PROVIDED RECORDS:

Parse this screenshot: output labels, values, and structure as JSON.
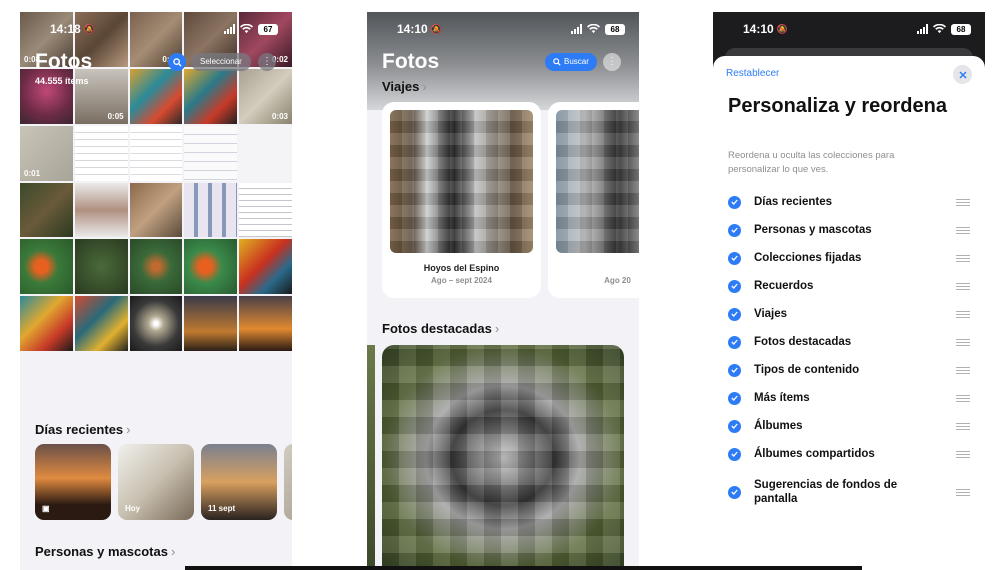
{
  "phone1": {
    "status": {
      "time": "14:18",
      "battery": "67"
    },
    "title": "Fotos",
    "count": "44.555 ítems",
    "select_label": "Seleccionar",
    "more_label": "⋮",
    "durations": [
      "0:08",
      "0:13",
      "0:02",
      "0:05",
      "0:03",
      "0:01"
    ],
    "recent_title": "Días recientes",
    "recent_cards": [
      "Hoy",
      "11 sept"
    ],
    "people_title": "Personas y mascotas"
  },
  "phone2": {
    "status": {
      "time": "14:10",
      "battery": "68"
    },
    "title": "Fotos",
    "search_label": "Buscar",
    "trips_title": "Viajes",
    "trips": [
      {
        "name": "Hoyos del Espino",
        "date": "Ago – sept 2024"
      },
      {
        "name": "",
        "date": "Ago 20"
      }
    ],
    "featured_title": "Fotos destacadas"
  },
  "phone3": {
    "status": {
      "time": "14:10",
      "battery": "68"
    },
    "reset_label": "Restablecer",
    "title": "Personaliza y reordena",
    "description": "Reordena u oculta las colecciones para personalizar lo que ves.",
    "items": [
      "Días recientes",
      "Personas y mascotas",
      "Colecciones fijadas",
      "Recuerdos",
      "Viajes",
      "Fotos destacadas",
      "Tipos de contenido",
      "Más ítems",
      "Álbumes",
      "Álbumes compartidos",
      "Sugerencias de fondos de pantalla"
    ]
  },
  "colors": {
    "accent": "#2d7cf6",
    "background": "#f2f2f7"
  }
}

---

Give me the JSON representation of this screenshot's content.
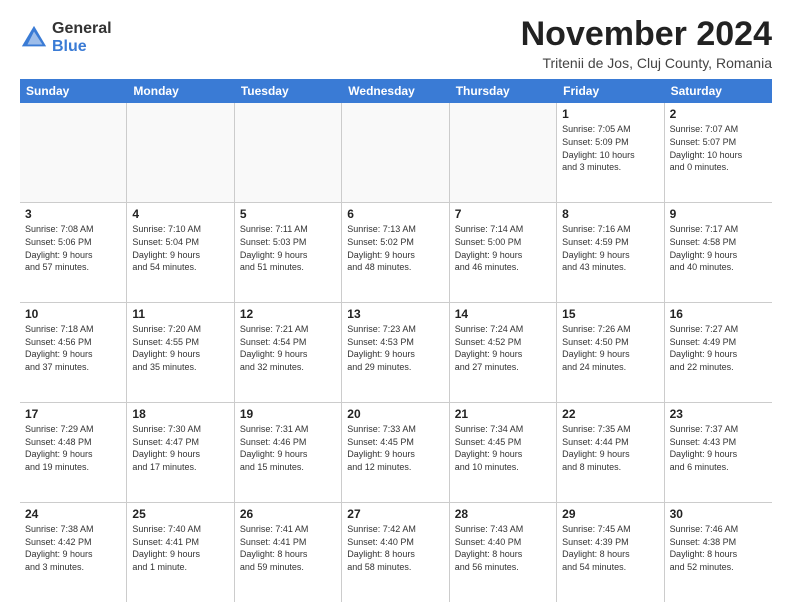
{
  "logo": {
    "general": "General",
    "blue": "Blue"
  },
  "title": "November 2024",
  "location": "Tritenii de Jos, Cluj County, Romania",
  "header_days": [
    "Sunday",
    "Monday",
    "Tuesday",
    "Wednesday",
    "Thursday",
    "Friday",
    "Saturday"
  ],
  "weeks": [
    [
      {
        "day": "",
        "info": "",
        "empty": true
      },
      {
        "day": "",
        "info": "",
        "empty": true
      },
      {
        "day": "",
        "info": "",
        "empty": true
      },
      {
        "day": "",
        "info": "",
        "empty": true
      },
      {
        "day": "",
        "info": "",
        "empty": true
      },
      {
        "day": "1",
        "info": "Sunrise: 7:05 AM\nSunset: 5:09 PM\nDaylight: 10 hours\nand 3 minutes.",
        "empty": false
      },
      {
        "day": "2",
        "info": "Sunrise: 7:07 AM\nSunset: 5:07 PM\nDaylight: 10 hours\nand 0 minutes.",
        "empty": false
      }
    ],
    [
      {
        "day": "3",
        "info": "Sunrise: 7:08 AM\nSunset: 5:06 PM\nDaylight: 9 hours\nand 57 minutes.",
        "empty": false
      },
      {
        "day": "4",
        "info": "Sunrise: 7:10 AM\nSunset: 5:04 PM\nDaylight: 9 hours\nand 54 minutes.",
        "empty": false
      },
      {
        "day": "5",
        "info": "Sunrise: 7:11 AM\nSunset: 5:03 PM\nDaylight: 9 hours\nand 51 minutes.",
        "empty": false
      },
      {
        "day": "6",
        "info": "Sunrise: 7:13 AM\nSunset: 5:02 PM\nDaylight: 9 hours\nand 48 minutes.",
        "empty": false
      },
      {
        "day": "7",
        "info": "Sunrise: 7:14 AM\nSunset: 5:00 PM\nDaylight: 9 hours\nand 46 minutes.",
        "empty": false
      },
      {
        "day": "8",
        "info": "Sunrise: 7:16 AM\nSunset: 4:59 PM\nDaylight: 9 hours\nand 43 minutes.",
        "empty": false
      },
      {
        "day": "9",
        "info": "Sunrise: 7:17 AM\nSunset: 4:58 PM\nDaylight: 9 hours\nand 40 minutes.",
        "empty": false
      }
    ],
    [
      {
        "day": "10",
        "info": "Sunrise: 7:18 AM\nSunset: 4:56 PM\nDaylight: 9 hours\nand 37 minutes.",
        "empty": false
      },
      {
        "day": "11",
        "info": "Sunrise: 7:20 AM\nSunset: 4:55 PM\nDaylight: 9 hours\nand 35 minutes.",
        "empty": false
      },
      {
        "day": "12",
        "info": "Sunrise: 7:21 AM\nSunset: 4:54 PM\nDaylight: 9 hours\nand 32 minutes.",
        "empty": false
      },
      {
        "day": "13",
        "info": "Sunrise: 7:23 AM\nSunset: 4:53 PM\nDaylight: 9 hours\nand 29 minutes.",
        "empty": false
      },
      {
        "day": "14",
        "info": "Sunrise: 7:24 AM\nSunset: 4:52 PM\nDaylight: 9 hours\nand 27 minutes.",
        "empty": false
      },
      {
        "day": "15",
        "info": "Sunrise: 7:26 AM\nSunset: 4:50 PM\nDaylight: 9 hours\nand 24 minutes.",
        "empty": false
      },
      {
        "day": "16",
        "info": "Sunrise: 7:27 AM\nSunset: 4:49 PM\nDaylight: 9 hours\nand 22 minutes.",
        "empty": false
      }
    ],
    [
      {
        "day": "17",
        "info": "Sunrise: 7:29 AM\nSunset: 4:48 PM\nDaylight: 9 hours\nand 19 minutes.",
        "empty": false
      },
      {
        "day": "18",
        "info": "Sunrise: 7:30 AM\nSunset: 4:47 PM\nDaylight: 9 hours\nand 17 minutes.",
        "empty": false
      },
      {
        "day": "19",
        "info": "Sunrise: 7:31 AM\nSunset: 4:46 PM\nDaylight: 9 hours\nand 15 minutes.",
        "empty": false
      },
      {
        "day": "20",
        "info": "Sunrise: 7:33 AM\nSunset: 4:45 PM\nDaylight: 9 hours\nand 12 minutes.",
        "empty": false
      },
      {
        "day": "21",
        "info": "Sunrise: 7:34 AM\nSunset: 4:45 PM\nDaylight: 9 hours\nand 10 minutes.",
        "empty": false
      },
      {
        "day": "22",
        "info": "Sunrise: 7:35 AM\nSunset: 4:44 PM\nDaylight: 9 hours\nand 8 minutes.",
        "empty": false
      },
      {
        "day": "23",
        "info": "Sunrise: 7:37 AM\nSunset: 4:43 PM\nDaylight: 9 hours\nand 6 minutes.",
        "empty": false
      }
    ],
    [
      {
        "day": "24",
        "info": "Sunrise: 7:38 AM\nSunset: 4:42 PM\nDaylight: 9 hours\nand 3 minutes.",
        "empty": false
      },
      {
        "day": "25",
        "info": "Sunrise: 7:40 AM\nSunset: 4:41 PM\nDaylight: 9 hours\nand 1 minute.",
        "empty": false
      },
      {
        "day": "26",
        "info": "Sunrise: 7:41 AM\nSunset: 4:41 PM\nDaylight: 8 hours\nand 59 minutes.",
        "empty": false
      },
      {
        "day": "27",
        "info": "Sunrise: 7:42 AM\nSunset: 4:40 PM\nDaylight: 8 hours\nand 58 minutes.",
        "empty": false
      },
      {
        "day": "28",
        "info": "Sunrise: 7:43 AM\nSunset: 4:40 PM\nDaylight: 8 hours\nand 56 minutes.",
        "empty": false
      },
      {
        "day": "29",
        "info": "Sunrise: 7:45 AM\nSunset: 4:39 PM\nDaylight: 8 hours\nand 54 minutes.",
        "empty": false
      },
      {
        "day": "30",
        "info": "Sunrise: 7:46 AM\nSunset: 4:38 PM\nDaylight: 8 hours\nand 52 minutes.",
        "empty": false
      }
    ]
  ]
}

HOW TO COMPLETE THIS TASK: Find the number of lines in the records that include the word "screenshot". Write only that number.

ANSWER TO THIS TASK: 2